Todd and I recently attended a conference for the Illinois Great Rivers Conference. It was a great opportunity to fellowship with pastors from our area, hear a great praise band (made up of pastors!), and receive some encouragement from a gifted speaker. Getting away for an entire day with my hubby was nice, too.

Dr. Ben Witherington III  spoke on a variety of topics including a biblical view about work and rest, but his words about worship resonated with me.

Dr. Witherington pointed out the origin of the word worship. According to the Merriam-Webster Dictionary, worship comes from the Old English "weorthscipe", which means worthiness. The word worship can be used as a noun or a verb.

How many times have you heard (or said), "I'm not going to church because I just don't get anything out of it"? Are you treating worship as just a place, or as an action?

If worship is really about worthiness, than it's about humbling ourselves in order to encounter God. It's about giving rather than receiving. Can we focus one good hour on God, with love, wonder, and praise of God our goal?

Are we more concerned with what happens at coffee hour, or with asking God to reach in to fill the empty spaces in our lives?

The season of Lent is a good time to work on our hearts. But we can't do it alone. Reach out for God. He will always reach back.

That's why this Lent, I chose not to "give something up" as much as do something extra. I've been intentional each day about giving time to God. I try to start each day following a devotional or in prayer. I suppose this means giving up distractions in the morning: demanding kids, Facebook and email, endless chores. All of it can wait five minutes for me to center myself and give thanks to my creator.

How do you give worship?

Image taken from

Sunday, February 10, 2013

Jesus Tree

If you're anything like me, you completely freaked out last week when you flipped to the February calendar page and realized how quickly Ash Wednesday is upon us. I feel like I just packed away the last of the Christmas decorations. I've been in a Googling frenzy ever since trying to come up with some ideas for a family Lent devotional. Good thing I didn't bury the Jesse Tree stuff too deep in the attic..

The branch I used for our Jesse Tree Advent devotional is about to become a Jesus Tree. I found these paper ornaments from St. Brigid's Academy. Each ornament has a picture, description, and Bible verse to look up. We will add an ornament each day of Lent (excluding Sundays) and will discuss what the Bible verse has to do with the themes of Lent: repentance, forgiveness, self-denial, discipline, prayer, charity, simplicity, and spiritual growth. The girls enjoyed our Jesse Tree, so it is my hope that they'll be similarly invested in our 40 days of Lent study.

Here are some other family-friendly Lenten resources I found:

Printable Lent countdown calendar:

Intentionally celebrating Lent as a family:

Making a Jesus Tree (from the same author of the Jesse Tree devotional):

What are you and your family doing to celebrate Lent?
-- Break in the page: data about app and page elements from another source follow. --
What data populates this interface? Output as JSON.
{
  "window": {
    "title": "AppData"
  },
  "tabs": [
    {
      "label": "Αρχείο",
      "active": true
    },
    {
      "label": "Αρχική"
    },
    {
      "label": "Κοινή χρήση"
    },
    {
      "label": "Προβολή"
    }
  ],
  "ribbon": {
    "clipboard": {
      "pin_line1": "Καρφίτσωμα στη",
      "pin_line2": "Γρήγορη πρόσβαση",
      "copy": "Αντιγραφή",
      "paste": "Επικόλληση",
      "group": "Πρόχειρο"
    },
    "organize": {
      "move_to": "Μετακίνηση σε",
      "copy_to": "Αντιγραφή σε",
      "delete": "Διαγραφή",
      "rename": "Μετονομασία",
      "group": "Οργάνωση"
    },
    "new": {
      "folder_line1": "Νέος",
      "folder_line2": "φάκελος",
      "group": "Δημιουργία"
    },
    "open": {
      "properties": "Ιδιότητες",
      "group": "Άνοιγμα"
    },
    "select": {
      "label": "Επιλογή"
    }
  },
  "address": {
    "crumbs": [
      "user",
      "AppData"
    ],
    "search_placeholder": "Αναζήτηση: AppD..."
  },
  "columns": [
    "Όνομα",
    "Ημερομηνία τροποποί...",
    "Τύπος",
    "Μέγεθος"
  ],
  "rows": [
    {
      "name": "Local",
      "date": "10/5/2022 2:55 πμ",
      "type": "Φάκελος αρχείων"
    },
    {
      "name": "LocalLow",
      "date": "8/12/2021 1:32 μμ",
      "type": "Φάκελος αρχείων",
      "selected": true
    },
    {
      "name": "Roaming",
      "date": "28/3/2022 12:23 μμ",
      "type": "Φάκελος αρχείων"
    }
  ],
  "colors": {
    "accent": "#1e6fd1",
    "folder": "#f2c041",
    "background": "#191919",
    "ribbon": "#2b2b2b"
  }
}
Friday, February 1, 2013

I love you because

You can never say "I love you" enough. But do you?

For the next 14 days of February, I'm writing love notes to Todd, Madeline, and Ava. It's easy, only takes a few minutes, and best of of all, it's free!

I took this idea from Pinterest. Big surprise.

I got out some scrapbook paper I had on hand (you could use construction paper or anything you have available), a pen, and some scissors. It took me several tries (and some not-very-Christian mumbling), but I finally got a perfectly-sized heart template. I traced the heart outline on the scrapbooking paper. I made 42 hearts total (3 people x 14 days). Cutting out the hearts took the most time, but I had a sharp pair of scissors and good tunes on my iPhone, so I daresay it was a pleasant experience. On each heart I'll write one reason why I love the recipient. To avoid confusion, I'm numbering and labeling each heart with the recipient's name.

Before you all ask: No, I did not make hearts for myself. As much as I would love 14 days of positive affirmations, it seemed a bit forced to have Todd or the girls to write me notes every day. I'm doing this project so I can show my love for all of them. If they want to do sometime for me in a different way, that's great. I'm not doing this for what I'll get back, but for what it will add to my family.

The biggest challenge of this project was where to put all the hearts. I wanted them to be somewhere we'd all see them multiple times a day, so hiding them away on the girls' bedroom door (like the pin from Pinterest) wasn't my first choice. I decided to put them in the blank wall space in the stairway. It will be one of the first things we see when we come downstairs in the morning, and one of the last things we'll see before going to bed.

We all show our families love in different ways: cooking special meals, keeping the household running smoothly, working hard at our jobs, snuggling on the couch, reading together, and on and on. But how often do we tell our loved ones why we love them? Give it a try!